While some aspects of the criticism are accurate, Lukashenko has a considerable degree of popular support in Belarus because he resisted Western-imposed privatization programs in the 1990s and preserved a social safety net, resulting in low poverty and inequality levels.
The opposition movement has been depicted heroically even though it was photographed during anti-regime protests in August flying the pre-revolutionary flag, implying its goal was to reverse socialist-type economic programs.
Some of its members have ties to far right-wing networks in Europe that went unreported in the media.
A May 26 profile in the Times depicted Protasevich as a precocious young man who had bravely “resisted his country’s tyranny since he was 16” when he “first witnessed what he described as the ‘disgusting brutality’ of Mr. Lukashenko’s rule.”
His first arrest came when he watched a “clapping protest”—considered an offensive gesture in Belarus—against Lukashenko, causing him to be expelled from high school and his mother to resign as an army academy teacher.
After being forced to abandon his university studies, Protasevich became an opposition journalist in Poland, helped establish a Telegram channel to resist Lukashenko and joined forces with opposition leader Svetlana Tikhanovskaya in Lithuania.
Left out of the fawning portrait was Belarusian courts had determined the Telegram channels he had worked for, Belamova and Nexta, were “extremist” and first set up by people such as Igor Losik, who had served as consultants with the U.S. propaganda organ, Radio Free Europe.
Protasevich furthermore enlisted in a militia that fought alongside the neo-Nazi Azov battalion in eastern Ukraine against Russian backed separatists, was wounded in battle and reportedly worked for the Azov battalion’s press service.
Protasevich’s selfie in an explicitly neo-Nazi brand Sva Stone. It’s extremely unlikely that one can wear these T-shirts without being “in”. pic.twitter.com/brpsUgEpPw
— Volodymyr Ishchenko (@Volod_Ishchenko) May 26, 2021
Photographed in a T-shirt featuring far-right iconography, Protasevich is even suspected of being the young man featured with an assault rifle and military uniform on the front of Azov’s propaganda magazine, which is emblazoned with a large neo-Nazi symbol.
Media’s Anti-Russia Bias
Fitting a century-long pattern of Russophobia, the Times has led the charge for a new Cold War against Russia and has supported regime change in Belarus.
When protests broke out over a contested election last summer, the Times erroneously predicted Lukashenko’s downfall many times, and in April chose not to report on a coup as well as an assassination plot led by an opposition politician holding a U.S. passport.
The biased coverage of Belarus has extended to alternative media like Counterpunch.
On May 31, it ran an article by an anti-Lukashenko playwright, Andrei Kureichik, titled “The Taking of Roman Protasevich,” which used hyperbolic language in characterizing Belarus as a “terrorist and criminal state.” In another exaggeration, Kureichik claimed Lukashenko had established “open air concentration camps” by “employing military weapons and special equipment against peaceful civilians without restrictions or liability.”

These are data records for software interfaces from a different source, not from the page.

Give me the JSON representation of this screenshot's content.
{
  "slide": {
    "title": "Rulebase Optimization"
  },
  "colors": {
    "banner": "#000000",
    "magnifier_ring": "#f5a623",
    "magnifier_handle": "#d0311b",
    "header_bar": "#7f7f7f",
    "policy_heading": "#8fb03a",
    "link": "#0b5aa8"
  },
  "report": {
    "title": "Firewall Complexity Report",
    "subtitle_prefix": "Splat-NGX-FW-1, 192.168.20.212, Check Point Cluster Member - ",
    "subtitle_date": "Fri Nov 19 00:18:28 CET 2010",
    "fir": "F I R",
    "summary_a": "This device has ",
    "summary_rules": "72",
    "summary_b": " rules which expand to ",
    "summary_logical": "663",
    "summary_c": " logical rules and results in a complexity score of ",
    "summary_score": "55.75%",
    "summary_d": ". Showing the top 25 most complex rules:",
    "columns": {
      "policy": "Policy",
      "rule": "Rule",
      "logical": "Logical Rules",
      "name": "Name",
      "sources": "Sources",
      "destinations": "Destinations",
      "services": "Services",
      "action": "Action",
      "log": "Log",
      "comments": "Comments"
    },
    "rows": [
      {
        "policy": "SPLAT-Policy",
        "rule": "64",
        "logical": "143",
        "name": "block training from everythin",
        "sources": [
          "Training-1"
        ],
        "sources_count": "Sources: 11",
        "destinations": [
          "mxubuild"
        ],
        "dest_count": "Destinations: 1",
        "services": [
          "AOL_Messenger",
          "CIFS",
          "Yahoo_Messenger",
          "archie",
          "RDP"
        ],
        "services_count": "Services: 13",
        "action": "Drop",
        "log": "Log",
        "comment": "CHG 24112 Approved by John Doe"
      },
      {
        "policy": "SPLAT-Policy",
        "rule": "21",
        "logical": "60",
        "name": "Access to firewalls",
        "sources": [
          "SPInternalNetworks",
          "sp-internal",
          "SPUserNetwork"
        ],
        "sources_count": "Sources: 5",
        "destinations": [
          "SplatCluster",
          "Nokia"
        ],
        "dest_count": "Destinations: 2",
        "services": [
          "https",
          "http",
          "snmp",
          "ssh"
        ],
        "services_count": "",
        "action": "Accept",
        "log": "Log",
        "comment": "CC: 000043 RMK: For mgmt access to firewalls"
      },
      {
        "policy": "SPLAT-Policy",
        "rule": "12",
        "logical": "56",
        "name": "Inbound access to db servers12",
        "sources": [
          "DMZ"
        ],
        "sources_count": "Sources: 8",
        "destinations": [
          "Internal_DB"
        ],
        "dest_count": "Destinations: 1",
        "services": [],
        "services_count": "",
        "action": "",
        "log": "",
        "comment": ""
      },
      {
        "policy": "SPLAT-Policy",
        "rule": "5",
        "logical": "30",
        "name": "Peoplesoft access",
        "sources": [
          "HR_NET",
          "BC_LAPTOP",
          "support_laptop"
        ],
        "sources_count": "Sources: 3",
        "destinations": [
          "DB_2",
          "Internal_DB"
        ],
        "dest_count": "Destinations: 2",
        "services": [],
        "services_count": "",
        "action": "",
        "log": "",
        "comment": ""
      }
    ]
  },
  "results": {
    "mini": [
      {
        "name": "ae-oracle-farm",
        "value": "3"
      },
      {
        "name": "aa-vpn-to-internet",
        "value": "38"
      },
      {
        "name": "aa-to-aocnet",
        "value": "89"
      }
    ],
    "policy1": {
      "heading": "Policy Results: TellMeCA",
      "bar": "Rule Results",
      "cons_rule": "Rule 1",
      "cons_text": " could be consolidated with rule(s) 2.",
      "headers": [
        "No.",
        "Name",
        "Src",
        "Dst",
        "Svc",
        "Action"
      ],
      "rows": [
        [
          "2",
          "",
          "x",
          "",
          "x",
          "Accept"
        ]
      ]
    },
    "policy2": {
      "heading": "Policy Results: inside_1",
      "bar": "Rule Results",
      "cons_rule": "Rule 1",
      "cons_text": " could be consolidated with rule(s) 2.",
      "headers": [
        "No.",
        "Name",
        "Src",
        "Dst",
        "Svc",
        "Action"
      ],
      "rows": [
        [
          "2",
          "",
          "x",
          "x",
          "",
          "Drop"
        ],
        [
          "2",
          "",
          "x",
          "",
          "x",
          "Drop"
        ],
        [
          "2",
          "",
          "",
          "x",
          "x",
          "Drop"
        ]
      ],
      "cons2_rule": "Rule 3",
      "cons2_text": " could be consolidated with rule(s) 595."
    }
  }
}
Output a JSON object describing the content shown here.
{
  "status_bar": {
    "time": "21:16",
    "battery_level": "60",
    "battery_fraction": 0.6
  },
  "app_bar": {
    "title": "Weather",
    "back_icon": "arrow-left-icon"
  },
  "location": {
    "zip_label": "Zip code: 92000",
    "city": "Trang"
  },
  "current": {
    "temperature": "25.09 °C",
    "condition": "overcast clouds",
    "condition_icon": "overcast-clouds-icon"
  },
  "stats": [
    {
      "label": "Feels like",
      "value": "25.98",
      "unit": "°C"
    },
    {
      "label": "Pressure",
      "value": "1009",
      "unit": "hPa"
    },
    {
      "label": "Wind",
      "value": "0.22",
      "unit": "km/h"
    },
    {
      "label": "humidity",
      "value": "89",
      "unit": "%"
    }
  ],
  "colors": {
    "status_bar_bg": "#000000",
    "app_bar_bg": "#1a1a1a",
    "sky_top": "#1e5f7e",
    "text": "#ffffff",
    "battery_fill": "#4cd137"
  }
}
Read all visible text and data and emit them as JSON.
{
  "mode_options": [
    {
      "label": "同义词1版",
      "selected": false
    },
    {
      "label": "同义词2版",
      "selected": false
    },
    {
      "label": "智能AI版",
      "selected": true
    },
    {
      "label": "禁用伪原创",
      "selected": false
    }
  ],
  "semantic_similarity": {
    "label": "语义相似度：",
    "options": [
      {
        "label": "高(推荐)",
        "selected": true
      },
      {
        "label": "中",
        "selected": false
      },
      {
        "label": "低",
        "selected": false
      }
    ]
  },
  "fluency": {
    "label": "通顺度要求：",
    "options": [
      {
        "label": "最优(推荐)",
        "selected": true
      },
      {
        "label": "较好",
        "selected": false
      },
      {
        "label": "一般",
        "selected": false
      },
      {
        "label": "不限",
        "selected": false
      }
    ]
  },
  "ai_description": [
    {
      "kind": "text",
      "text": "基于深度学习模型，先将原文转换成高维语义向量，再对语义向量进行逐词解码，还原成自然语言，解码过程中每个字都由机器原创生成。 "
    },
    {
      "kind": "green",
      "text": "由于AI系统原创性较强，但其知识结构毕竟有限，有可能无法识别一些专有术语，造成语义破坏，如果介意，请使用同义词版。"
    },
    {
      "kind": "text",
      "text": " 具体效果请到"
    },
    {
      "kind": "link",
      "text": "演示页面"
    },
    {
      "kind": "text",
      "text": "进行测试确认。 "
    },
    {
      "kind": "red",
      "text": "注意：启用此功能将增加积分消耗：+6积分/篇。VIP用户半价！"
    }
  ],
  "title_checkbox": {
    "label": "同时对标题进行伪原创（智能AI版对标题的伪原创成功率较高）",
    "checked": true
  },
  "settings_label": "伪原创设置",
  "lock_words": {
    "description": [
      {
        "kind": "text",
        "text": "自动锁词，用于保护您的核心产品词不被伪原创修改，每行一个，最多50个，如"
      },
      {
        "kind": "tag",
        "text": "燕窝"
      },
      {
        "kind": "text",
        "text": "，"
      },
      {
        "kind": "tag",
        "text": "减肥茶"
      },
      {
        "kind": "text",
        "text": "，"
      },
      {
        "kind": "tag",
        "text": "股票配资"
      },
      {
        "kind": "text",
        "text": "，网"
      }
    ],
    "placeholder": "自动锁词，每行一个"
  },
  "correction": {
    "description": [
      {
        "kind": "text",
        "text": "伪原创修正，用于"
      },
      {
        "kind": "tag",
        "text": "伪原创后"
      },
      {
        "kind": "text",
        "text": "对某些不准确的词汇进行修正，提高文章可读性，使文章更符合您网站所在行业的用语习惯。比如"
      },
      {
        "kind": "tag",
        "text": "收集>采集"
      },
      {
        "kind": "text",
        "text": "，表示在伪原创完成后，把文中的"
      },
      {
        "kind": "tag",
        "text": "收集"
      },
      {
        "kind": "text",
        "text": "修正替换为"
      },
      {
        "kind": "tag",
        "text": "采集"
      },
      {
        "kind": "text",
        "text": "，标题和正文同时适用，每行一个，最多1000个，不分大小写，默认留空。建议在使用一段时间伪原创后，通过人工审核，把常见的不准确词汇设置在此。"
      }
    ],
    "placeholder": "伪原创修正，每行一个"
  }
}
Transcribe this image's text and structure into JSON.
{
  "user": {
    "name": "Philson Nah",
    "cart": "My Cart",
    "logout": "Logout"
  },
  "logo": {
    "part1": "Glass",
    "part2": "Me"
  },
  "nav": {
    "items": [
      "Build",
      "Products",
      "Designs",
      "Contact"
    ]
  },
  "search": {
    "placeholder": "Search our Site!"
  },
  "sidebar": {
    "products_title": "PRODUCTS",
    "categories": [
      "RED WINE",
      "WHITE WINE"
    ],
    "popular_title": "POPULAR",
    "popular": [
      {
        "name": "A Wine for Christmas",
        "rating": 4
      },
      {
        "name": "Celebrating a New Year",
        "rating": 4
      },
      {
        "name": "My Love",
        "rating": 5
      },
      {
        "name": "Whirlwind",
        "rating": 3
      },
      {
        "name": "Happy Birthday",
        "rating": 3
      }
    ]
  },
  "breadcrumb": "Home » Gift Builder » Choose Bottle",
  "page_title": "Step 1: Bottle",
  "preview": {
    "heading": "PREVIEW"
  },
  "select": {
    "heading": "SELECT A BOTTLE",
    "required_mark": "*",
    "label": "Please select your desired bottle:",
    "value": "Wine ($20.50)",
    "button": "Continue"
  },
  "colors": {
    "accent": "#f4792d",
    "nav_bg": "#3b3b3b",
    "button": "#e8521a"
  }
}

No mention was made of Protasevich’s ties to the Azov battalion in the article, nor about foreign backing of the anti-Lukashenko movement. The latter was confirmed by Russian pranksters Vovan and Lexus, who tricked Nina Ognianova, a National Endowment for Democracy (NED) senior European program officer, into admitting the NED had trained and funded the leaders of the protest movement that was working to overthrow Lukashenko.
These words apply very well to corporate media outlets—and sometimes even to the alternative press—when it comes to their coverage of Belarus, where it is in the things not mentioned that the untruth lies.
Jeremy Kuzmarov is Managing Editor of CovertAction Magazine and author of four books on U.S. foreign policy including, Obama’s Unending Wars (Clarity Press, 2019) and The Russians Are Coming, Again (Monthly Review Press, 2018), with John Marciano.